From Books to Cakes

Simproser Moraa recalls how she went from student life, to becoming a baker, as the pandemic birthed her entrepreneurial spirit.


In March 2020, the government announced the closure of all learning institutions. Simproser travelled back home to Sondu, a small-town which borders three counties; Kericho, Homabay and Kisumu. The Kisumu-Kisii highway passes through it, and Sondu serves as a transport hub between three major towns.

Her entrepreneurial spirit would not let her sit idle. Last August, Moraa and her sister decided to start a small business selling fish, vegetables, and fruits in their local market to earn some pocket money for when schools reopened.
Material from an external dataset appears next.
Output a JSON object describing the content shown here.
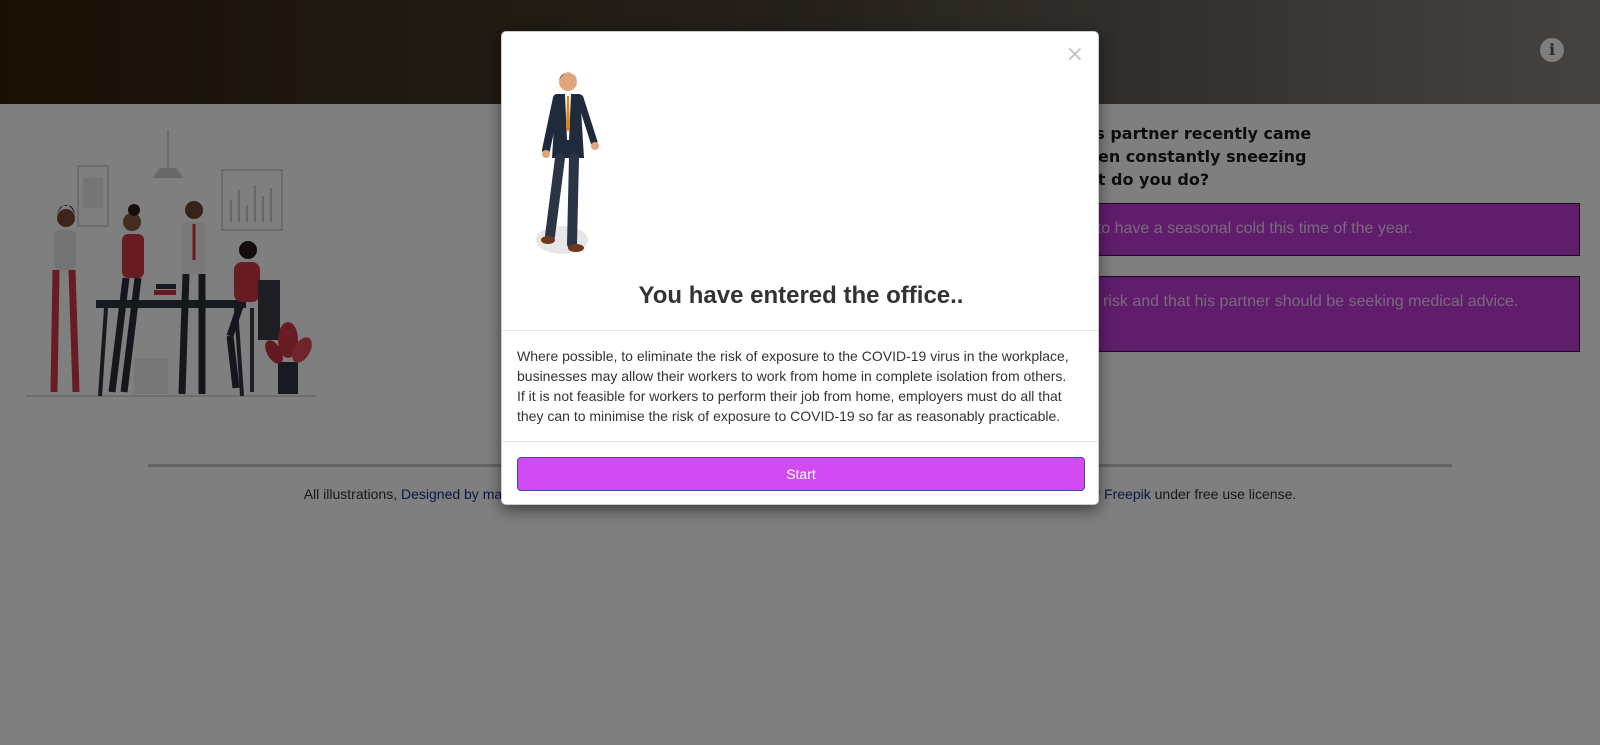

It was tough because lockdown restrictions meant that fewer people went to market and their cash flow was not as generous as they expected.

Inspired by her long-time passion for baking, Moraa signed up for baking classes at a local bakery where she honed and improved upon her skills. When schools reopened, she spent her free time baking cakes to order, running her baking business from her house.

“I was excited to have acquired a new skill during the pandemic. When I got back to university, I started receiving orders from my friends, especially those with upcoming birthdays. The only challenge I had is that many of my customers wanted to sample my cakes before confirming their orders, but I didn’t have money to make sample cakes”.

With time, Moraa refined her customer service and learned more about managing a start-up. She also learned how to perfect her cake decoration, which became a key selling point.

“Some of my friends were interested in what I was doing and wanted to learn how to bake. I invited six of them to join me in my baking session to learn.”

With the growing interest in cakes and quality food from her friends and other students, Moraa saw an opportunity to formalise her business and open a restaurant and bakery to cater for the demand. This September, Moraa approached her classmate, Alfred Obara, who partnered with her to open Obra Restaurant.

“Our challenge as young people is that, we may have a business idea, but because of our ego, we are afraid of what people will say about it. If we are doing legit business, we need to realise that people’s mean opinions do not matter.”